But Congress has challenges galore in the new year with polls lined up in Kerala, Assam, Tamil Nadu, Puducherry and West Bengal and a formula for revival still eluding the party that has formed state governments most of the time since Independence.
The party is in power in Assam for 15 long years while Kerala generally witnesses a power swing between CPI (M)-led Left Democratic Front and Congress-led United Democratic Front every five years.
Congress is out of power in Tamil Nadu for nearly 50 years and in West Bengal for almost 40 years. The year did not start on a good note for Sonia Gandhi and her son Rahul with the Delhi Assembly polls wiping out the party in the AAP tornado led by Arvind Kejriwal.
The only redeeming feature was that the BJP also did not do well. Notwithstanding his 56-day mysterious sabbatical early in the year, Rahul called the shots in the party with Sonia appearing ready to pass the baton to her son whenever he wanted.
With his return from the sabbatical, AICC spread the word informally that Rahul would take over sooner than later but the plan was later dropped apparently in view of Bihar polls.
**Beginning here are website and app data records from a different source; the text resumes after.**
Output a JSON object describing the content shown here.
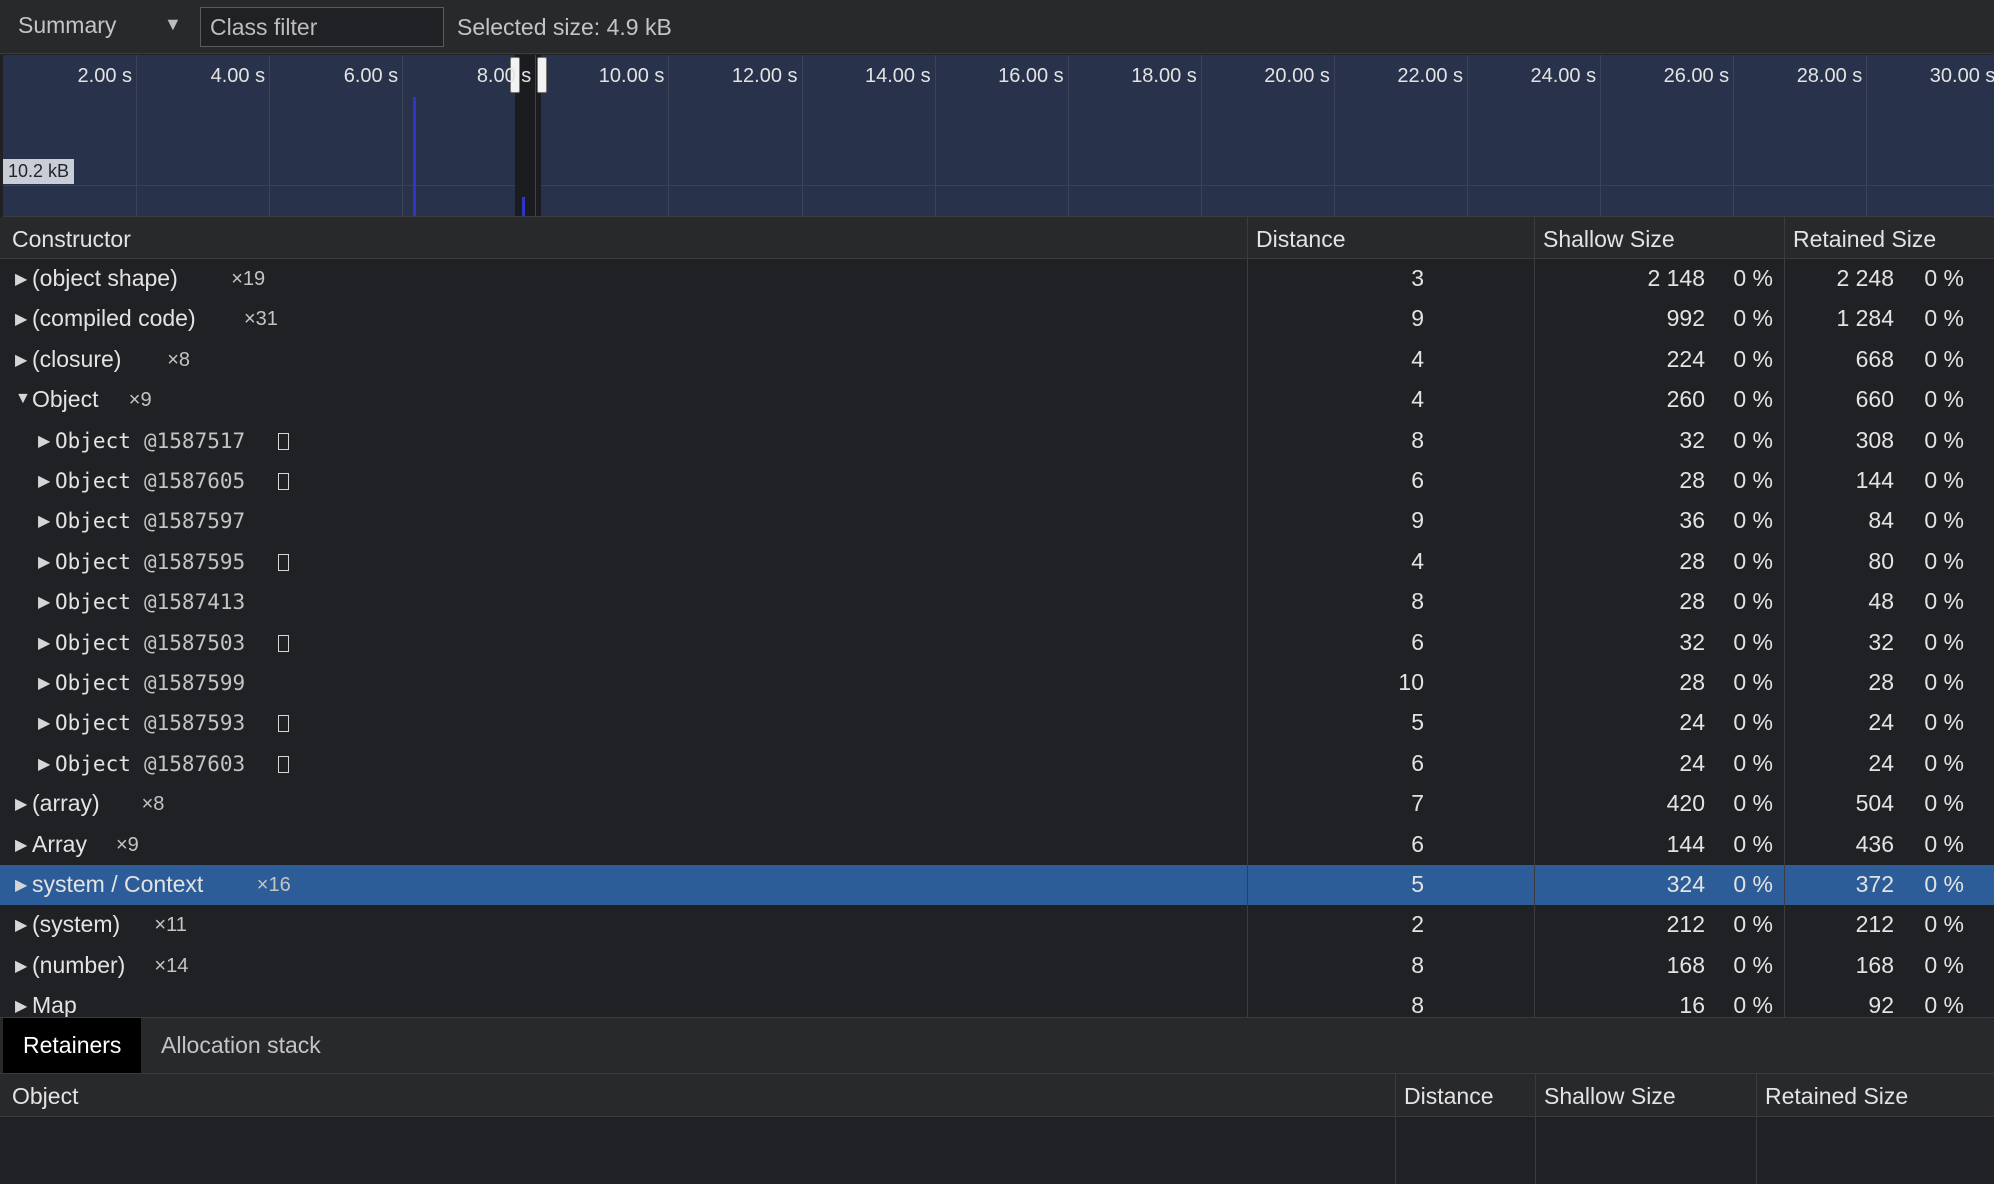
{
  "toolbar": {
    "view": "Summary",
    "class_filter_placeholder": "Class filter",
    "selected_size": "Selected size: 4.9 kB"
  },
  "timeline": {
    "ticks": [
      "2.00 s",
      "4.00 s",
      "6.00 s",
      "8.00 s",
      "10.00 s",
      "12.00 s",
      "14.00 s",
      "16.00 s",
      "18.00 s",
      "20.00 s",
      "22.00 s",
      "24.00 s",
      "26.00 s",
      "28.00 s",
      "30.00 s"
    ],
    "memory_label": "10.2 kB"
  },
  "columns": {
    "constructor": "Constructor",
    "distance": "Distance",
    "shallow": "Shallow Size",
    "retained": "Retained Size"
  },
  "rows": [
    {
      "name": "(object shape)",
      "count": "×19",
      "distance": "3",
      "shallow": "2 148",
      "shallow_pct": "0 %",
      "retained": "2 248",
      "retained_pct": "0 %",
      "expanded": false,
      "child": false
    },
    {
      "name": "(compiled code)",
      "count": "×31",
      "distance": "9",
      "shallow": "992",
      "shallow_pct": "0 %",
      "retained": "1 284",
      "retained_pct": "0 %",
      "expanded": false,
      "child": false
    },
    {
      "name": "(closure)",
      "count": "×8",
      "distance": "4",
      "shallow": "224",
      "shallow_pct": "0 %",
      "retained": "668",
      "retained_pct": "0 %",
      "expanded": false,
      "child": false
    },
    {
      "name": "Object",
      "count": "×9",
      "distance": "4",
      "shallow": "260",
      "shallow_pct": "0 %",
      "retained": "660",
      "retained_pct": "0 %",
      "expanded": true,
      "child": false
    },
    {
      "name": "Object",
      "id": "@1587517",
      "box": true,
      "distance": "8",
      "shallow": "32",
      "shallow_pct": "0 %",
      "retained": "308",
      "retained_pct": "0 %",
      "child": true
    },
    {
      "name": "Object",
      "id": "@1587605",
      "box": true,
      "distance": "6",
      "shallow": "28",
      "shallow_pct": "0 %",
      "retained": "144",
      "retained_pct": "0 %",
      "child": true
    },
    {
      "name": "Object",
      "id": "@1587597",
      "box": false,
      "distance": "9",
      "shallow": "36",
      "shallow_pct": "0 %",
      "retained": "84",
      "retained_pct": "0 %",
      "child": true
    },
    {
      "name": "Object",
      "id": "@1587595",
      "box": true,
      "distance": "4",
      "shallow": "28",
      "shallow_pct": "0 %",
      "retained": "80",
      "retained_pct": "0 %",
      "child": true
    },
    {
      "name": "Object",
      "id": "@1587413",
      "box": false,
      "distance": "8",
      "shallow": "28",
      "shallow_pct": "0 %",
      "retained": "48",
      "retained_pct": "0 %",
      "child": true
    },
    {
      "name": "Object",
      "id": "@1587503",
      "box": true,
      "distance": "6",
      "shallow": "32",
      "shallow_pct": "0 %",
      "retained": "32",
      "retained_pct": "0 %",
      "child": true
    },
    {
      "name": "Object",
      "id": "@1587599",
      "box": false,
      "distance": "10",
      "shallow": "28",
      "shallow_pct": "0 %",
      "retained": "28",
      "retained_pct": "0 %",
      "child": true
    },
    {
      "name": "Object",
      "id": "@1587593",
      "box": true,
      "distance": "5",
      "shallow": "24",
      "shallow_pct": "0 %",
      "retained": "24",
      "retained_pct": "0 %",
      "child": true
    },
    {
      "name": "Object",
      "id": "@1587603",
      "box": true,
      "distance": "6",
      "shallow": "24",
      "shallow_pct": "0 %",
      "retained": "24",
      "retained_pct": "0 %",
      "child": true
    },
    {
      "name": "(array)",
      "count": "×8",
      "distance": "7",
      "shallow": "420",
      "shallow_pct": "0 %",
      "retained": "504",
      "retained_pct": "0 %",
      "expanded": false,
      "child": false
    },
    {
      "name": "Array",
      "count": "×9",
      "distance": "6",
      "shallow": "144",
      "shallow_pct": "0 %",
      "retained": "436",
      "retained_pct": "0 %",
      "expanded": false,
      "child": false
    },
    {
      "name": "system / Context",
      "count": "×16",
      "distance": "5",
      "shallow": "324",
      "shallow_pct": "0 %",
      "retained": "372",
      "retained_pct": "0 %",
      "expanded": false,
      "child": false,
      "selected": true
    },
    {
      "name": "(system)",
      "count": "×11",
      "distance": "2",
      "shallow": "212",
      "shallow_pct": "0 %",
      "retained": "212",
      "retained_pct": "0 %",
      "expanded": false,
      "child": false
    },
    {
      "name": "(number)",
      "count": "×14",
      "distance": "8",
      "shallow": "168",
      "shallow_pct": "0 %",
      "retained": "168",
      "retained_pct": "0 %",
      "expanded": false,
      "child": false
    },
    {
      "name": "Map",
      "count": "",
      "distance": "8",
      "shallow": "16",
      "shallow_pct": "0 %",
      "retained": "92",
      "retained_pct": "0 %",
      "expanded": false,
      "child": false
    }
  ],
  "bottom_tabs": {
    "retainers": "Retainers",
    "allocation_stack": "Allocation stack"
  },
  "retainers_columns": {
    "object": "Object",
    "distance": "Distance",
    "shallow": "Shallow Size",
    "retained": "Retained Size"
  }
}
There has been no official word now as to when the changeover would take place. Prime Minister Narendra Modi, who ensured the lowest ever tally of 44 for the Congress in the Lok Sabha polls, continued to be the bugbear of the party with the government and the ruling party directly or indirectly seen to be targeting the first family.
During the year, Rahul played on the front foot and emerged as one of the most vocal critics of Modi and his style of governance, dubbing his government as "suit-boot ki sarkar", an attack which hit hard the ruling dispensation.
The way Congress under Rahul drummed up support against the controversial land bill led to the prime minister himself giving indications of a retreat in the wake of the fierce resistance by the Opposition which dubbed the bill as "anti-farmer and pro-corporate".
But as the year was about to end, the Delhi High Court order in the National Herald case came as a bolt from the blue for Sonia and Rahul.
While Rahul dismissed it as a "100 per cent political vendetta", the BJP leaders projected it as one bringing focus back on "highest-level corruption and subversion" of a national party to whims and needs of dynasty.